◆ Exercise
Whenever a line in the entries includes the word "icon", copy that line out.

Records excerpted from a collection
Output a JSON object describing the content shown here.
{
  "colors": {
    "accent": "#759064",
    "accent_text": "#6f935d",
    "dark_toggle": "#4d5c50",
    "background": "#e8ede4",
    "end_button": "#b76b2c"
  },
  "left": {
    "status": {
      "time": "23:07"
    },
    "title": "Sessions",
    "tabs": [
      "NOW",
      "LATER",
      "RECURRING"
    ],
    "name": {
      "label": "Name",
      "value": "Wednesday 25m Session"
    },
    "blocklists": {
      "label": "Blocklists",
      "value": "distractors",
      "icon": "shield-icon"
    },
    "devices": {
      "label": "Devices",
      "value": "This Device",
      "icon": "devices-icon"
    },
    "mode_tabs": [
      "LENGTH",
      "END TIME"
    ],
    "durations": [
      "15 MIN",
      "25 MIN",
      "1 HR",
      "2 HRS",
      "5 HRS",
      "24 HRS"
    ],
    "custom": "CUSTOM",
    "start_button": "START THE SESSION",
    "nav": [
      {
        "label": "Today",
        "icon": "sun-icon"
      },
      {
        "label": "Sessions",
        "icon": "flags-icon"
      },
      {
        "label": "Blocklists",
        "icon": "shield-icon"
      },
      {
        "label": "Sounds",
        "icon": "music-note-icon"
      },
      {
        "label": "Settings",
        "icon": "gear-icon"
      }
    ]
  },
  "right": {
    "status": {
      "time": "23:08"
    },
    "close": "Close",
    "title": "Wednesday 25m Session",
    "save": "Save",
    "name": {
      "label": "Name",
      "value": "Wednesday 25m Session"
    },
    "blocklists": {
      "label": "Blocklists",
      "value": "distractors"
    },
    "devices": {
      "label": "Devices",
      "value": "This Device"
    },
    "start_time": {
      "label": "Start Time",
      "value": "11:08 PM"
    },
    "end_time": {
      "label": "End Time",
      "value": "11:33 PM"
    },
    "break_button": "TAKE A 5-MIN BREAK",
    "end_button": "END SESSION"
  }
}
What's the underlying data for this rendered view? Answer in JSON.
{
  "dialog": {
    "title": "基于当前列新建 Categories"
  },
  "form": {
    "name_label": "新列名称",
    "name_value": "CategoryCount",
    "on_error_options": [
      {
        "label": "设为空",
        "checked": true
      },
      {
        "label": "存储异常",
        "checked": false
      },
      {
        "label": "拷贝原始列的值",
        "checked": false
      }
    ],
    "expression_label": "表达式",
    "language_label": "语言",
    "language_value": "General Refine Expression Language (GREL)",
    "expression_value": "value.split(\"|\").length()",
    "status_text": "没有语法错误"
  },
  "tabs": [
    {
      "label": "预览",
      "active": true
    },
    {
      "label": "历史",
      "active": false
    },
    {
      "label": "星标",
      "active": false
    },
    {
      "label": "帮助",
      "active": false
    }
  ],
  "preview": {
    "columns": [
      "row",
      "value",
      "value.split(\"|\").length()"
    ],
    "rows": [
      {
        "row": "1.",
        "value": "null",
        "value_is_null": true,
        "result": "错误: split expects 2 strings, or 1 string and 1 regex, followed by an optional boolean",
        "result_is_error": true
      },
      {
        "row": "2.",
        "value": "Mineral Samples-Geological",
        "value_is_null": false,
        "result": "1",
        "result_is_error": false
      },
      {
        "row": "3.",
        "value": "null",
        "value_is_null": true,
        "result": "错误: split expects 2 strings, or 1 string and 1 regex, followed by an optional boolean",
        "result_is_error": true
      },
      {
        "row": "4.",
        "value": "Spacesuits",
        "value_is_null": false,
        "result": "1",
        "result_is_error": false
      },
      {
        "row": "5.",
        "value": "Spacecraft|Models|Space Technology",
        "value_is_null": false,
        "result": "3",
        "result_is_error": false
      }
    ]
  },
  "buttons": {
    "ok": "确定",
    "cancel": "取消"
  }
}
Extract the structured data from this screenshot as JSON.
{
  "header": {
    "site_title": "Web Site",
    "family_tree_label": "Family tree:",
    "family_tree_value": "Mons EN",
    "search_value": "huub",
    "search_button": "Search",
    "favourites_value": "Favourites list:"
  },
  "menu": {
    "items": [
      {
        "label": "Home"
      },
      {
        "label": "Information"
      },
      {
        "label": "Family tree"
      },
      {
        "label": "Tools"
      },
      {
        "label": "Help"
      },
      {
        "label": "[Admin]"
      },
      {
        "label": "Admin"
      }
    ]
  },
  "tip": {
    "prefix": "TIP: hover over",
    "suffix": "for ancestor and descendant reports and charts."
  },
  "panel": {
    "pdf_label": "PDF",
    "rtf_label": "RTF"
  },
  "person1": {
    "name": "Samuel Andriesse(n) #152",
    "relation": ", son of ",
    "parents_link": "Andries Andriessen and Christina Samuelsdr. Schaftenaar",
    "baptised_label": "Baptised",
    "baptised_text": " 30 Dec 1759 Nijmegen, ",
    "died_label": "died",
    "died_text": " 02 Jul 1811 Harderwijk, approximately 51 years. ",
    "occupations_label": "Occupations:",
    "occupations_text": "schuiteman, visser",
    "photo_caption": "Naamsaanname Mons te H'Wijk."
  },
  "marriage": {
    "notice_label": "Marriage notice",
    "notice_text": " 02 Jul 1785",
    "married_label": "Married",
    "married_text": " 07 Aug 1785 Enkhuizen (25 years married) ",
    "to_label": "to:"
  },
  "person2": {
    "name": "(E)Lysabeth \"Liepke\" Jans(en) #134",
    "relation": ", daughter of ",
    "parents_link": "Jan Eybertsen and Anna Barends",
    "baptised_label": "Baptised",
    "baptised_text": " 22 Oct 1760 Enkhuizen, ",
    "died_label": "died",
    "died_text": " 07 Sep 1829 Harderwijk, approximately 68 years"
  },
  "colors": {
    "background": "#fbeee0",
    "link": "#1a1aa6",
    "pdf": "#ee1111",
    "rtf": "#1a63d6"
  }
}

◆ Answer to this task
      "icon": "shield-icon"
      "icon": "devices-icon"
        "icon": "sun-icon"
        "icon": "flags-icon"
        "icon": "shield-icon"
        "icon": "music-note-icon"
        "icon": "gear-icon"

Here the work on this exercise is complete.